|When you build a new rock garden use generous sized stone
|They sometimes say garden maintenance in public places is boring. How could it be so in such a beautiful place?
|Did the automatic humidifiers or overhead watering system break down on a very hot day? I sometimes think that plants should be displayed, worts and all, as they really are in the jungle!
|What wonderful markings on this aquatic plant. It was fascinating to learn from a display that some of the floating tropical aquatics have on their underside the equivalent of thorns - to deter predators
|The water lily house was our favourite place
|There are many fine historic buildings in the grounds.
|The old orangery now serves as a tea room. I love the shape of that border
|Taking a walk in the daisies
|By the time we got here we were a little tired and failed to investigate. Wonder what we missed?
|This tree would be a very good visual aid for a lecture on tree compartmentalisation. You can see how the branch is a very distinct structure from a trunk and where on the shoulder a pruning cut should be made.
Tribute to Kew
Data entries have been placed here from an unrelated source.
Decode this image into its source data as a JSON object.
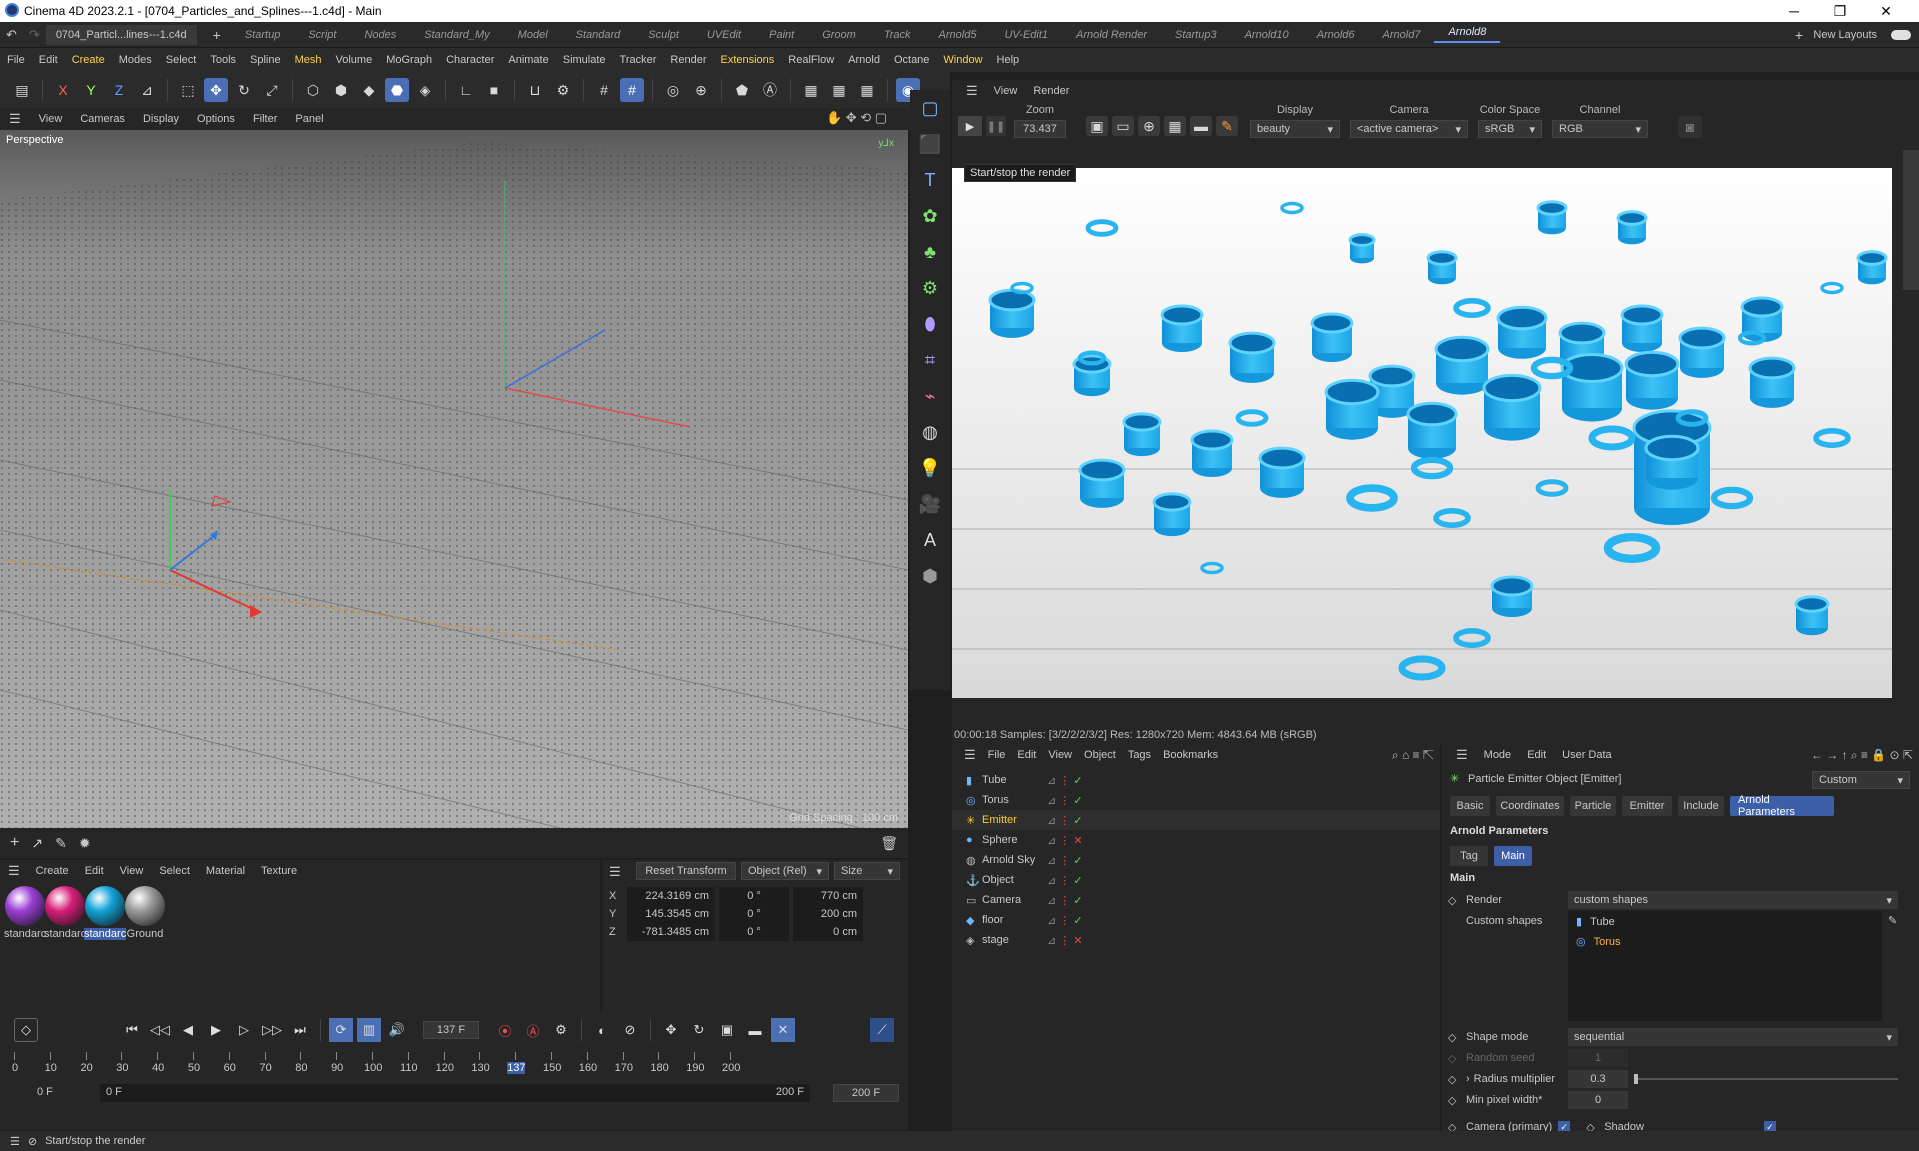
{
  "window": {
    "title": "Cinema 4D 2023.2.1 - [0704_Particles_and_Splines---1.c4d] - Main",
    "minimize": "─",
    "maximize": "❐",
    "close": "✕"
  },
  "file_tab": {
    "label": "0704_Particl...lines---1.c4d",
    "add": "+"
  },
  "layout_tabs": [
    "Startup",
    "Script",
    "Nodes",
    "Standard_My",
    "Model",
    "Standard",
    "Sculpt",
    "UVEdit",
    "Paint",
    "Groom",
    "Track",
    "Arnold5",
    "UV-Edit1",
    "Arnold Render",
    "Startup3",
    "Arnold10",
    "Arnold6",
    "Arnold7",
    "Arnold8"
  ],
  "active_layout": "Arnold8",
  "new_layouts": "New Layouts",
  "menu": [
    "File",
    "Edit",
    "Create",
    "Modes",
    "Select",
    "Tools",
    "Spline",
    "Mesh",
    "Volume",
    "MoGraph",
    "Character",
    "Animate",
    "Simulate",
    "Tracker",
    "Render",
    "Extensions",
    "RealFlow",
    "Arnold",
    "Octane",
    "Window",
    "Help"
  ],
  "menu_highlight": [
    "Create",
    "Mesh",
    "Extensions",
    "Window"
  ],
  "viewport_menu": [
    "View",
    "Cameras",
    "Display",
    "Options",
    "Filter",
    "Panel"
  ],
  "viewport": {
    "label": "Perspective",
    "grid_info": "Grid Spacing : 100 cm"
  },
  "render_view": {
    "menu": [
      "View",
      "Render"
    ],
    "zoom_label": "Zoom",
    "zoom_value": "73.437",
    "display_label": "Display",
    "display_value": "beauty",
    "camera_label": "Camera",
    "camera_value": "<active camera>",
    "colorspace_label": "Color Space",
    "colorspace_value": "sRGB",
    "channel_label": "Channel",
    "channel_value": "RGB",
    "tooltip": "Start/stop the render",
    "status": "00:00:18  Samples: [3/2/2/2/3/2]  Res: 1280x720  Mem: 4843.64 MB  (sRGB)"
  },
  "material_menu": [
    "Create",
    "Edit",
    "View",
    "Select",
    "Material",
    "Texture"
  ],
  "materials": [
    {
      "label": "standarc",
      "color": "#9b3fd6"
    },
    {
      "label": "standarc",
      "color": "#d81f79"
    },
    {
      "label": "standarc",
      "color": "#12a3d8"
    },
    {
      "label": "Ground",
      "color": "#9a9a9a"
    }
  ],
  "coords": {
    "reset": "Reset Transform",
    "mode": "Object (Rel)",
    "size": "Size",
    "rows": [
      {
        "axis": "X",
        "pos": "224.3169 cm",
        "rot": "0 °",
        "size": "770 cm"
      },
      {
        "axis": "Y",
        "pos": "145.3545 cm",
        "rot": "0 °",
        "size": "200 cm"
      },
      {
        "axis": "Z",
        "pos": "-781.3485 cm",
        "rot": "0 °",
        "size": "0 cm"
      }
    ]
  },
  "timeline": {
    "current_frame": "137 F",
    "ticks": [
      "0",
      "10",
      "20",
      "30",
      "40",
      "50",
      "60",
      "70",
      "80",
      "90",
      "100",
      "110",
      "120",
      "130",
      "137",
      "150",
      "160",
      "170",
      "180",
      "190",
      "200"
    ],
    "start": "0 F",
    "start2": "0 F",
    "end": "200 F",
    "end2": "200 F"
  },
  "object_manager": {
    "menu": [
      "File",
      "Edit",
      "View",
      "Object",
      "Tags",
      "Bookmarks"
    ],
    "objects": [
      {
        "name": "Tube",
        "icon": "▮",
        "color": "#6fb5ff"
      },
      {
        "name": "Torus",
        "icon": "◎",
        "color": "#6fb5ff"
      },
      {
        "name": "Emitter",
        "icon": "✳",
        "color": "#ffcc33",
        "selected": true
      },
      {
        "name": "Sphere",
        "icon": "●",
        "color": "#6fb5ff"
      },
      {
        "name": "Arnold Sky",
        "icon": "◍",
        "color": "#bbbbbb"
      },
      {
        "name": "Object",
        "icon": "⚓",
        "color": "#bbbbbb"
      },
      {
        "name": "Camera",
        "icon": "▭",
        "color": "#bbbbbb"
      },
      {
        "name": "floor",
        "icon": "◆",
        "color": "#6fb5ff"
      },
      {
        "name": "stage",
        "icon": "◈",
        "color": "#bbbbbb"
      }
    ]
  },
  "attributes": {
    "menu": [
      "Mode",
      "Edit",
      "User Data"
    ],
    "object_title": "Particle Emitter Object [Emitter]",
    "preset": "Custom",
    "tabs": [
      "Basic",
      "Coordinates",
      "Particle",
      "Emitter",
      "Include",
      "Arnold Parameters"
    ],
    "section": "Arnold Parameters",
    "subtabs": [
      "Tag",
      "Main"
    ],
    "main_label": "Main",
    "render_label": "Render",
    "render_value": "custom shapes",
    "custom_shapes_label": "Custom shapes",
    "custom_shapes": [
      "Tube",
      "Torus"
    ],
    "shape_mode_label": "Shape mode",
    "shape_mode_value": "sequential",
    "random_seed_label": "Random seed",
    "random_seed_value": "1",
    "radius_label": "Radius multiplier",
    "radius_value": "0.3",
    "minpx_label": "Min pixel width*",
    "minpx_value": "0",
    "camera_label": "Camera (primary)",
    "shadow_label": "Shadow"
  },
  "status": "Start/stop the render"
}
What a wonderful garden! What beautiful spacious parkland and grounds. The further you walk away from the gate and explore into the hinterland the more natural it seems to become, albeit, or should I say because of, the plants of the world are growing together. As a result of the artifices of skilled management and careful planting the plants seem to belong there.
Tens of thousands of different plants are preserved in the grounds. This is just the tip of the iceberg with regard to the conservation work done by Kew. Worldwide their staff seek out endangered plants and habitats and by advice, education and persuasion help to preserve them. Sometimes natural habitats no longer exist and plants can only be preserved by moving them around the world and growing them in gardens and new ecologies.
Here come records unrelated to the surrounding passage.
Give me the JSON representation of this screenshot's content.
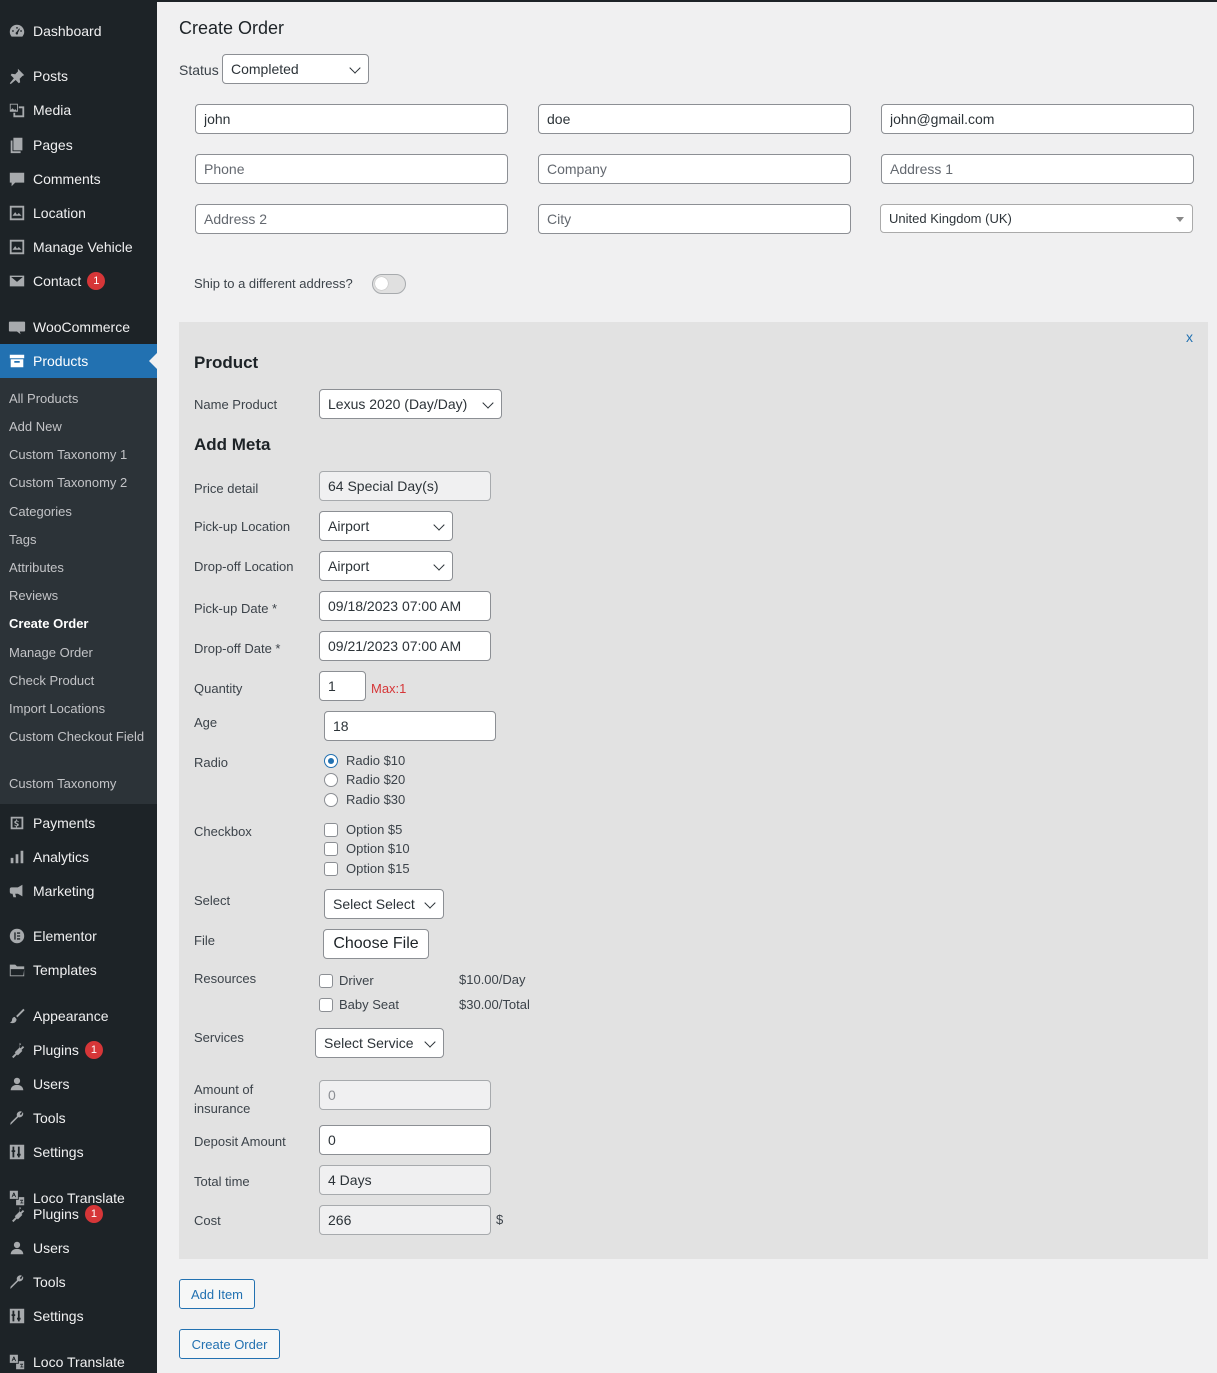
{
  "sidebar": {
    "items": [
      {
        "key": "dashboard",
        "label": "Dashboard",
        "icon": "dashboard-icon"
      },
      {
        "key": "posts",
        "label": "Posts",
        "icon": "pin-icon"
      },
      {
        "key": "media",
        "label": "Media",
        "icon": "media-icon"
      },
      {
        "key": "pages",
        "label": "Pages",
        "icon": "pages-icon"
      },
      {
        "key": "comments",
        "label": "Comments",
        "icon": "comment-icon"
      },
      {
        "key": "location",
        "label": "Location",
        "icon": "location-icon"
      },
      {
        "key": "manage-vehicle",
        "label": "Manage Vehicle",
        "icon": "vehicle-icon"
      },
      {
        "key": "contact",
        "label": "Contact",
        "icon": "mail-icon",
        "badge": "1"
      },
      {
        "key": "woocommerce",
        "label": "WooCommerce",
        "icon": "woo-icon"
      },
      {
        "key": "products",
        "label": "Products",
        "icon": "archive-icon",
        "active": true
      },
      {
        "key": "payments",
        "label": "Payments",
        "icon": "dollar-icon"
      },
      {
        "key": "analytics",
        "label": "Analytics",
        "icon": "chart-icon"
      },
      {
        "key": "marketing",
        "label": "Marketing",
        "icon": "megaphone-icon"
      },
      {
        "key": "elementor",
        "label": "Elementor",
        "icon": "elementor-icon"
      },
      {
        "key": "templates",
        "label": "Templates",
        "icon": "folder-icon"
      },
      {
        "key": "appearance",
        "label": "Appearance",
        "icon": "brush-icon"
      },
      {
        "key": "plugins",
        "label": "Plugins",
        "icon": "plugin-icon",
        "badge": "1"
      },
      {
        "key": "users",
        "label": "Users",
        "icon": "user-icon"
      },
      {
        "key": "tools",
        "label": "Tools",
        "icon": "wrench-icon"
      },
      {
        "key": "settings",
        "label": "Settings",
        "icon": "settings-icon"
      },
      {
        "key": "loco-translate",
        "label": "Loco Translate",
        "icon": "translate-icon"
      },
      {
        "key": "plugins-2",
        "label": "Plugins",
        "icon": "plugin-icon",
        "badge": "1"
      },
      {
        "key": "users-2",
        "label": "Users",
        "icon": "user-icon"
      },
      {
        "key": "tools-2",
        "label": "Tools",
        "icon": "wrench-icon"
      },
      {
        "key": "settings-2",
        "label": "Settings",
        "icon": "settings-icon"
      },
      {
        "key": "loco-translate-2",
        "label": "Loco Translate",
        "icon": "translate-icon"
      }
    ],
    "submenu": [
      "All Products",
      "Add New",
      "Custom Taxonomy 1",
      "Custom Taxonomy 2",
      "Categories",
      "Tags",
      "Attributes",
      "Reviews",
      "Create Order",
      "Manage Order",
      "Check Product",
      "Import Locations",
      "Custom Checkout Field",
      "Custom Taxonomy"
    ],
    "submenu_current": "Create Order"
  },
  "page": {
    "title": "Create Order",
    "status_label": "Status",
    "status_value": "Completed"
  },
  "billing": {
    "first_name": "john",
    "last_name": "doe",
    "email": "john@gmail.com",
    "phone_placeholder": "Phone",
    "company_placeholder": "Company",
    "address1_placeholder": "Address 1",
    "address2_placeholder": "Address 2",
    "city_placeholder": "City",
    "country": "United Kingdom (UK)",
    "ship_label": "Ship to a different address?"
  },
  "item": {
    "close": "x",
    "product_heading": "Product",
    "name_product_label": "Name Product",
    "name_product_value": "Lexus 2020 (Day/Day)",
    "meta_heading": "Add Meta",
    "price_detail_label": "Price detail",
    "price_detail_value": "64 Special Day(s)",
    "pickup_location_label": "Pick-up Location",
    "pickup_location_value": "Airport",
    "dropoff_location_label": "Drop-off Location",
    "dropoff_location_value": "Airport",
    "pickup_date_label": "Pick-up Date *",
    "pickup_date_value": "09/18/2023 07:00 AM",
    "dropoff_date_label": "Drop-off Date *",
    "dropoff_date_value": "09/21/2023 07:00 AM",
    "quantity_label": "Quantity",
    "quantity_value": "1",
    "quantity_max": "Max:1",
    "age_label": "Age",
    "age_value": "18",
    "radio_label": "Radio",
    "radio_options": [
      "Radio $10",
      "Radio $20",
      "Radio $30"
    ],
    "radio_selected": 0,
    "checkbox_label": "Checkbox",
    "checkbox_options": [
      "Option $5",
      "Option $10",
      "Option $15"
    ],
    "select_label": "Select",
    "select_value": "Select Select",
    "file_label": "File",
    "file_button": "Choose File",
    "resources_label": "Resources",
    "resources": [
      {
        "name": "Driver",
        "price": "$10.00/Day"
      },
      {
        "name": "Baby Seat",
        "price": "$30.00/Total"
      }
    ],
    "services_label": "Services",
    "services_value": "Select Service",
    "insurance_label": "Amount of insurance",
    "insurance_value": "0",
    "deposit_label": "Deposit Amount",
    "deposit_value": "0",
    "total_time_label": "Total time",
    "total_time_value": "4 Days",
    "cost_label": "Cost",
    "cost_value": "266",
    "currency": "$"
  },
  "actions": {
    "add_item": "Add Item",
    "create_order": "Create Order"
  },
  "colors": {
    "sidebar_bg": "#1d2327",
    "submenu_bg": "#2c3338",
    "accent": "#2271b1",
    "badge": "#d63638"
  }
}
Moving plants around the world is what Kew has been good at for the past 250 years. Think of all the plants, food crops and commodities that have passed through their hands and literally have changed the world.
You do not have to be a gardener to appreciate Kew. The garden contains historic buildings, monuments and greenhouses. The buildings provide for administration, research laboratories, preserved plant collections, gene banks of seeds and educational facilities. Kew educates and trains gardeners from all over the world.
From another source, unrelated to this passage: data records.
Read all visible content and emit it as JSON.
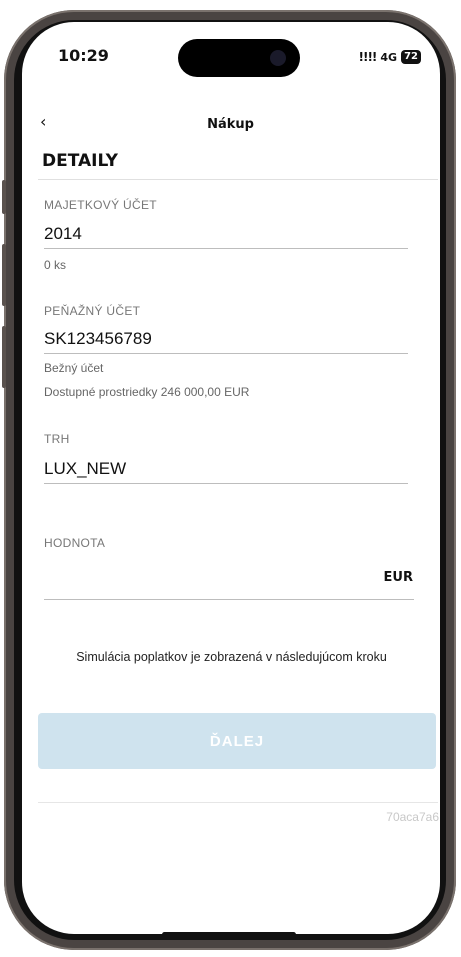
{
  "status_bar": {
    "time": "10:29",
    "signal": "!!!!",
    "network": "4G",
    "battery": "72"
  },
  "header": {
    "back_glyph": "‹",
    "title": "Nákup"
  },
  "section": {
    "title": "DETAILY"
  },
  "asset_account": {
    "label": "MAJETKOVÝ ÚČET",
    "value": "2014",
    "quantity": "0 ks"
  },
  "cash_account": {
    "label": "PEŇAŽNÝ ÚČET",
    "value": "SK123456789",
    "type": "Bežný účet",
    "available": "Dostupné prostriedky 246 000,00 EUR"
  },
  "market": {
    "label": "TRH",
    "value": "LUX_NEW"
  },
  "amount": {
    "label": "HODNOTA",
    "value": "",
    "currency": "EUR"
  },
  "note": "Simulácia poplatkov je zobrazená v následujúcom kroku",
  "next_button": {
    "label": "ĎALEJ"
  },
  "version": "70aca7a6",
  "colors": {
    "button_disabled_bg": "#cfe3ee",
    "button_text": "#ffffff",
    "rule": "#bdbdbd"
  }
}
The plants in both the historic and new state of-the-art greenhouses are just amazing.
It is tragic that Kew’s grant from the state has been reduced yet again. The value of trade in plants that Kew have given the world would pay for the annual maintenance of the garden hundreds of times over.
I wish the British public appreciated Kew more. It should be top of any list as a garden to visit in London. ‘Other places’ might display huge skill in short term display, publicity, hype and television coverage. British horticulture is magnificently represented at Kew!
My previous two London garden visits London Squares Gardens